In stratified analyses by current film versus digital mammog-raphy (Appendix Tables 6 and and7),7), CIs for cancer incidence outcomes were wide within the stratum of digital mammography. Nevertheless, the OR for DCIS diagnosis associated with CAD among digital mammography was greater (adjusted OR, 1.40 [CI, 1.17 to 1.68]) than the OR within the stratum of film mammography (adjusted OR, 1.13 [CI, 1.07 to 1.19]). Meanwhile, CAD-associated ORs for diagnostic testing among women without breast cancer were greater among the stratum of digital mammography than among film mammography.
In stratified analyses by patient age (Appendix Tables 8 and and9),9), the association between CAD and decreased stage II to IV invasive cancer was statistically significant only among women aged 75 to 89 years. In addition, the ORs for diagnostic mammography and breast biopsy associated with CAD were greater among women aged 67 to 75 years than among women aged 75 to 89 years.
Using the method of Lin and colleagues (32), we assessed the potential effect of imbalance in the CAD and non-CAD groups of an unmeasured confounder with as strong an effect on study outcomes as increased breast density (defined as either het-erogeneously dense or extremely dense breasts). Unmeasured in our study, increased breast density is associated with increased risk for breast cancer, decreased sensitivity, and reduced specificity of screening mammography (41). Although we can see no reason why women with increased breast density would be differentially allocated to CAD and non-CAD mammography facilities, we conducted sensitivity analyses under the assumption that the relative prevalence of increased breast density is 10% greater among women who received screening mammography with versus without CAD. Because the overall prevalence of increased breast density in the population is 46.6% (4), if the relative prevalence were 10% greater in CAD facilities, then it would be 51.3% in this group. We further assumed that the relative risk for breast cancer associated with the greater density is 1.75 (42). We also assumed that this relative risk affects both invasive breast cancer incidence and DCIS. In sensitivity analyses (Appendix Table 10), ORs are mostly attenuated toward the null. However, most ORs that were significantly different from 1.0 in the primary analysis remain so in the sensitivity analyses.
Potential Conflicts of Interest: Disclosures can be viewed at www.acponline.org/authors/icmje/ConflictOfInterestForms.do?msNum=M12-2025.

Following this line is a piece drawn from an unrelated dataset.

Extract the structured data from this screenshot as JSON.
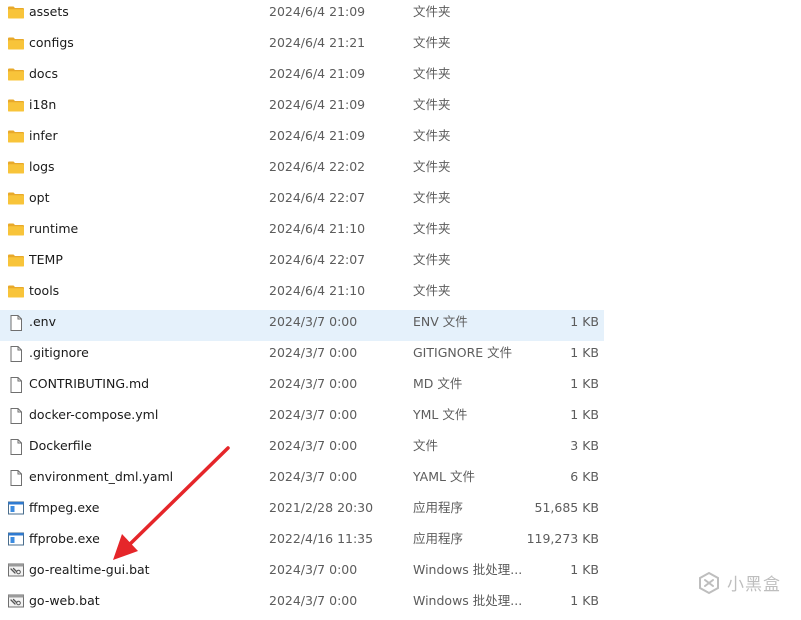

Reproducible Research Statement: Study protocol and statistical code: Available from Dr. Fenton joshua.fenton/at/ucdmc.ucdavis.edu). Data set: Information about acquiring SEER–Medicare data can be found at http://healthservices.cancer.gov/seermedicare.
Author Contributions: Conception and design: J.J. Fenton, J.G. Elmore, S.L. Chen, K.K. Lindfors.Analysis and interpretation of the data: J.J. Fenton, G. Xing, H. Bang, S.L. Chen, K.K. Lindfors, L.M. Baldwin.
Drafting of the article: J.J. Fenton, J.G. Elmore, H. Bang, K.K. Lindfors.
Critical revision of the article for important intellectual content: J.J. Fenton, J.G. Elmore, S.L. Chen, K.K. Lindfors, L.M. Baldwin.
Final approval of the article: J.J. Fenton, J.G. Elmore, H. Bang, S.L. Chen, K.K. Lindfors, L.M. Baldwin.
Statistical expertise: G Xing, H. Bang.
Obtaining of funding: J.J. Fenton.
Administrative, technical, or logistic support: J.J. Fenton, S.L. Chen.
Collection and assembly of data: S.L. Chen.